“There are a bunch of reasons,” he told Gamasutra. “You know, the first thing is, when I first started talking to the university, I told them I’d take a three-year commitment, because the game industry changes so quickly. I was worried that after three years, y’know, the relevance of what I know would start to diminish.

“And I wanted to make sure I didn’t become one of those teachers who used to make games, who used to know how games were developed and why. I knew I needed to keep my skills honed, so that was part of it. And part of it was just, y’know, I make games. It’s kind of what I do. I’ve been getting the itch to make something. It’s been coming on for a while now.”

Otherside Entertainment’s Paul Neurath, who Spector used to work with at Looking Glass, came to him and asked if he wanted to work on a modern sequel to a game series Spector helped spawn. How could he say no?

Spector comes across slightly frustrated with the modern industry in the Gamasutra piece, particularly with the triple-A space. “In the mainstream space I really haven’t seen a whole lot of progress,” he says. “It seems like we’re getting more finely-tuned, prettier versions of games we’ve been playing for years.

“Thank god for the indie space, there are people trying interesting things there. What I want to do, is I see a variety of places where we could make some strides that would help take games to the next level.

“The biggest one, for me, is more robust characters and character AI. We’ve gotten very good at combat AI, we’ve made great strides there, but I don’t think we’ve done much in the world of non-combat AI and interacting with people – human or otherwise. We haven’t done a lot with conversation, and establishing emotional relationships with characters in games. So I’d very much like to play with that.
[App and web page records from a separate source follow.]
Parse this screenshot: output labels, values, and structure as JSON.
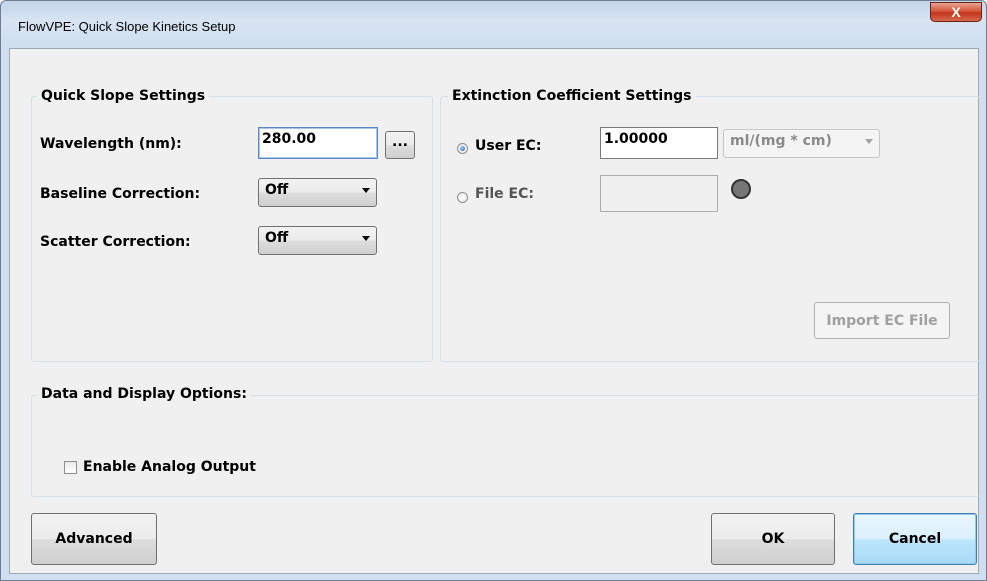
{
  "window": {
    "title": "FlowVPE: Quick Slope Kinetics Setup",
    "close_glyph": "X"
  },
  "quick_slope": {
    "group_title": "Quick Slope Settings",
    "wavelength_label": "Wavelength (nm):",
    "wavelength_value": "280.00",
    "browse_label": "...",
    "baseline_label": "Baseline Correction:",
    "baseline_value": "Off",
    "scatter_label": "Scatter Correction:",
    "scatter_value": "Off"
  },
  "extinction": {
    "group_title": "Extinction Coefficient Settings",
    "user_ec_label": "User EC:",
    "user_ec_value": "1.00000",
    "user_ec_selected": true,
    "unit_value": "ml/(mg * cm)",
    "file_ec_label": "File EC:",
    "file_ec_value": "",
    "import_button": "Import EC File"
  },
  "display_options": {
    "group_title": "Data and Display Options:",
    "analog_output_label": "Enable Analog Output",
    "analog_output_checked": false
  },
  "buttons": {
    "advanced": "Advanced",
    "ok": "OK",
    "cancel": "Cancel"
  }
}
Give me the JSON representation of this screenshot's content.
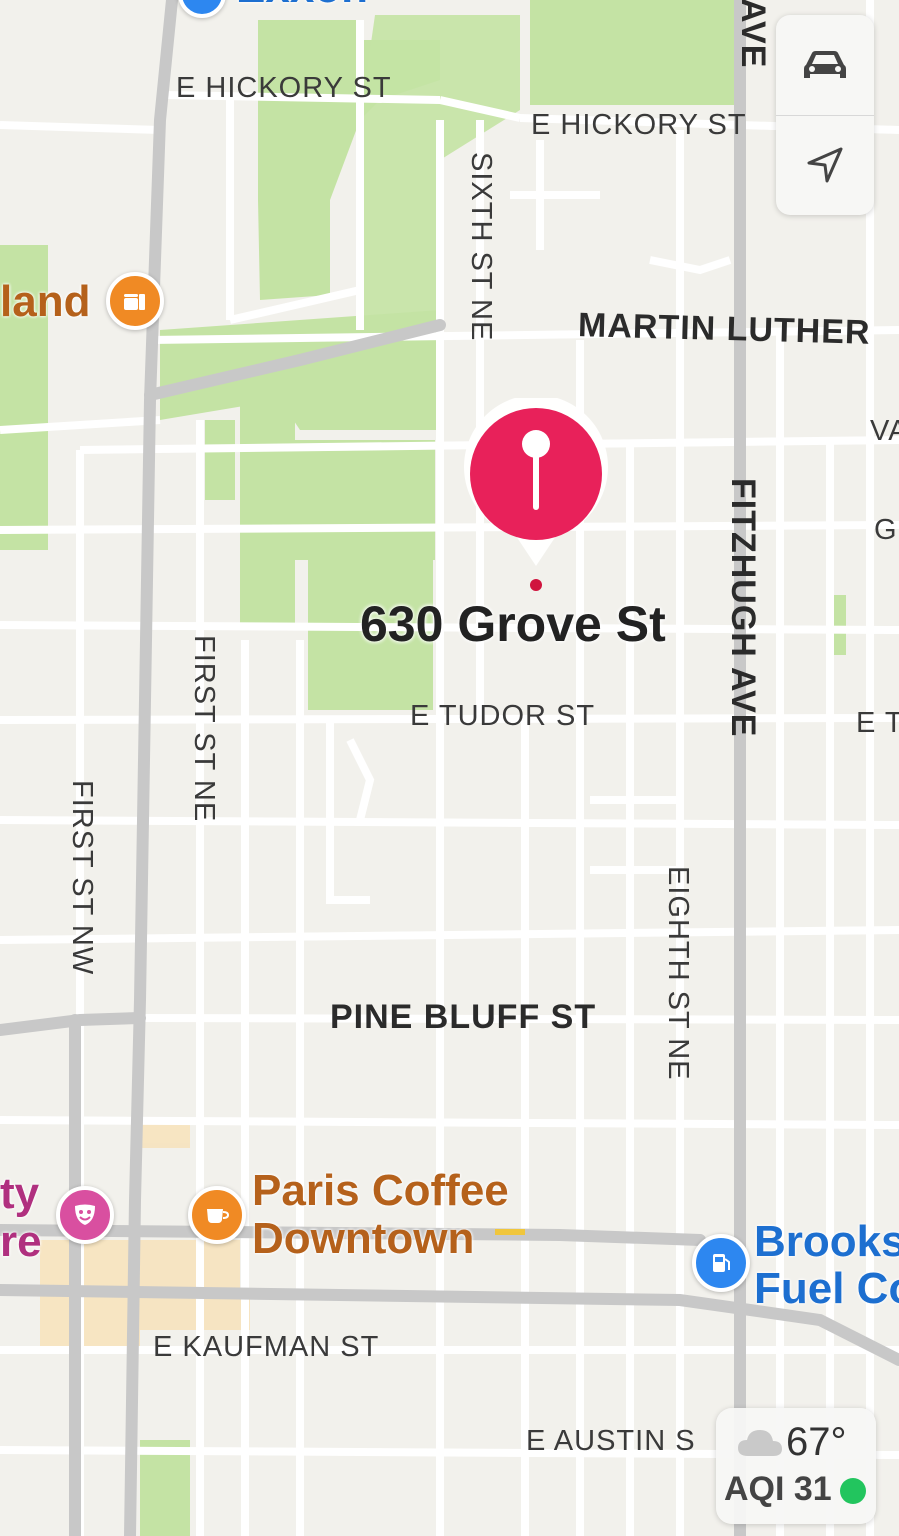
{
  "map": {
    "pin_address": "630 Grove St",
    "colors": {
      "pin": "#e8215a",
      "park": "#c4e3a4",
      "road_major": "#c8c8c8",
      "road_minor": "#ffffff",
      "background": "#f2f1ec",
      "downtown": "#f7e2b8"
    }
  },
  "streets": {
    "e_hickory_left": "E HICKORY ST",
    "e_hickory_right": "E HICKORY ST",
    "sixth_st_ne": "SIXTH ST NE",
    "mlk": "MARTIN LUTHER",
    "va": "VA",
    "g": "G",
    "fitzhugh": "FITZHUGH AVE",
    "ave_top": "AVE",
    "e_tudor": "E TUDOR ST",
    "e_t": "E T",
    "first_st_ne": "FIRST ST NE",
    "first_st_nw": "FIRST ST NW",
    "pine_bluff": "PINE BLUFF ST",
    "eighth_st_ne": "EIGHTH ST NE",
    "e_kaufman": "E KAUFMAN ST",
    "e_austin": "E AUSTIN S",
    "exxon": "Exxon"
  },
  "pois": {
    "land": {
      "label": "land",
      "icon": "restaurant-icon",
      "color": "#f08a24"
    },
    "theatre": {
      "label_line1": "ty",
      "label_line2": "re",
      "icon": "theater-masks-icon",
      "color": "#d94fa0"
    },
    "paris_coffee": {
      "label_line1": "Paris Coffee",
      "label_line2": "Downtown",
      "icon": "coffee-cup-icon",
      "color": "#f08a24",
      "text_color": "#b5611b"
    },
    "brooks_fuel": {
      "label_line1": "Brooks",
      "label_line2": "Fuel Co",
      "icon": "fuel-pump-icon",
      "color": "#2d87f0",
      "text_color": "#1d6fd0"
    }
  },
  "controls": {
    "drive_mode_icon": "car-icon",
    "location_icon": "location-arrow-icon"
  },
  "weather": {
    "icon": "cloud-icon",
    "temperature": "67°",
    "aqi": "AQI 31",
    "aqi_status_color": "#22c55e"
  }
}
“Also, while I’ve seen some efforts, especially from the guys at Arkane, to sort of extend the design philosophy of Origin and Looking Glass – that whole “immersive simulation” and its philosophy of empowering players to tell their own stories. I’d like to go further with that. It’s nice to see more people trying, but I think there’s a ways we could go as well, in terms of empowering players to tell their own stories. Those are the directions I’m going to try to go in. We’ll see if I can pull it off.”

As a massive fan of immersive sims, I can’t wait to see what the grandfather of the genre can do in that space with modern technology. Spector is saying all the right things, so now we just have to cross our fingers and hope the team can pull it off.

Do check out the Gamasutra interview, because there’s lot more stuff in there, and Spector talks candidly about his current situation, his hopes and the state of the studio. He even admits he doesn’t have a PC at the moment. Well, he’s mostly saying all the right things.